Eviction’s Announced in Boeung Trobek Community
Posted On : February, 4, 2015 | By សំឡេងទីក្រុង

On Tuesday, February 3rd 2015, residents—some of whom have been living in the Boeng Trobek area for over 30 years—are facing eviction after being told that they are living in a water-storage area in Phnom Penh by the Municipality.

Along the drainage system area—located in Village 5, Boeung Trobek commune, Chomkamon district—there are old settlements inhabited by over 400 families. Lines were recently painted along the settlements with different colors, conveying that residents must move away.

Long Dimanche, the spokesman of the Municipality, said “we are collecting data about a number of families living illegally in the Boeung Trobek area, and making a final decision about the financial compensation that we should offer to Boeung Trobek residents.”

According to Mr. Prom Somkhan, the head officer of Chomkamorn district, “the residents who are currently living in the Boeung Trobek area will be forced to move away soon [because] they have been living in the dirty lake area. ”

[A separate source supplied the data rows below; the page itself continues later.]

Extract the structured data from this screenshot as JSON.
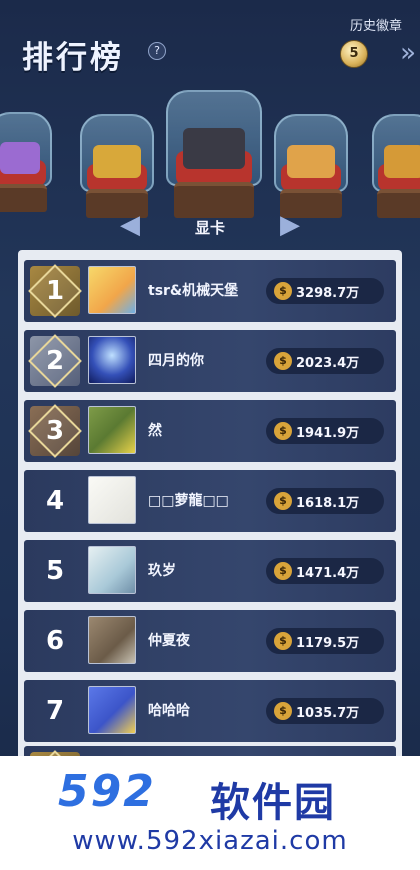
{
  "header": {
    "title": "排行榜",
    "help_glyph": "?",
    "history_label": "历史徽章",
    "badge_value": "5"
  },
  "carousel": {
    "selected_label": "显卡",
    "items": [
      {
        "icon": "purple-gem-icon",
        "color": "#9b6bd1"
      },
      {
        "icon": "bitcoin-icon",
        "color": "#d8a83a"
      },
      {
        "icon": "graphics-card-icon",
        "color": "#3a3a45"
      },
      {
        "icon": "glowing-gem-icon",
        "color": "#e0a34a"
      },
      {
        "icon": "gold-ornament-icon",
        "color": "#d59a37"
      }
    ]
  },
  "rankings": [
    {
      "rank": "1",
      "name": "tsr&机械天堡",
      "score": "3298.7万",
      "medal": "gold",
      "avatar_color": "#f0c84a"
    },
    {
      "rank": "2",
      "name": "四月的你",
      "score": "2023.4万",
      "medal": "silver",
      "avatar_color": "#2b3f9a"
    },
    {
      "rank": "3",
      "name": "然",
      "score": "1941.9万",
      "medal": "bronze",
      "avatar_color": "#6f8a3c"
    },
    {
      "rank": "4",
      "name": "□□萝龍□□",
      "score": "1618.1万",
      "medal": "none",
      "avatar_color": "#f2f2ee"
    },
    {
      "rank": "5",
      "name": "玖岁",
      "score": "1471.4万",
      "medal": "none",
      "avatar_color": "#cfe2ea"
    },
    {
      "rank": "6",
      "name": "仲夏夜",
      "score": "1179.5万",
      "medal": "none",
      "avatar_color": "#8c7a66"
    },
    {
      "rank": "7",
      "name": "哈哈哈",
      "score": "1035.7万",
      "medal": "none",
      "avatar_color": "#4f6ad8"
    }
  ],
  "coin_glyph": "$",
  "watermark": {
    "logo": "592",
    "text": "软件园",
    "url": "www.592xiazai.com"
  }
}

A 33-year-old resident living in Village 5, Ms. Chan Savath, said “I have been living with my husband, who is a sculptor, and my children here since 1995. However, my family and my neighbors are soon [going to be] evicted from our settlements, which have been painted in red [which is] a sign of eviction.” She added that the evictions have made them worry about having to move to a new settlement offered by the authority. Before, there was a broken promise by the authorities; they promised to offer us other land near Anlong Kgnan village and Prey Sor prison for compensation, yet when we agreed to move, we didn’t get the land as promise.

A 62-year-old grandmother, Kreoun Heng, said “I have been living in this area with my family since 1995. Living in a difficult situation, my husband and I have been selling dried prawns and my son-in-law works as a sculptor to feed the whole family. Talking about the land I am living in, I have been evicted many times already. And now, the authorities have painted my house with red writing saying that I must move away.”

A 53 year-old vendor in the Boeung Trobek area, Ms, Hour Seaklorn, said “I settled here with my family in 1980. Living in here for more than 30 years, I have been evicted many times after being accused of living in a water-storage area. Recently, the authorities painted my house without informing me. Then, we saw an announcement in the newspaper by Long Dimanche, spokesman for the Municipality, that the residents in Boeung Trobek area must move out soon.” Ms. Seaklorn added that she would accept the statement of eviction if the authorities provided proper compensation. “If [they don’t offer] proper compensation, we will not leave, and we will assemble in unity to fight for this demand as we would no longer be able to trust the authorities. We hope that the United Nations, NGOs, and civil society organizations will help us with this problem.”

What are your thoughts on uninformed and forceful evictions without providing proper compensation? What will happen when the residents fight the authorities’ attempt to evict them? What will happen if they go through with the eviction, keeping in mind that the land is valuable?

Urban Voice Cambodia

Urban Voice Cambodia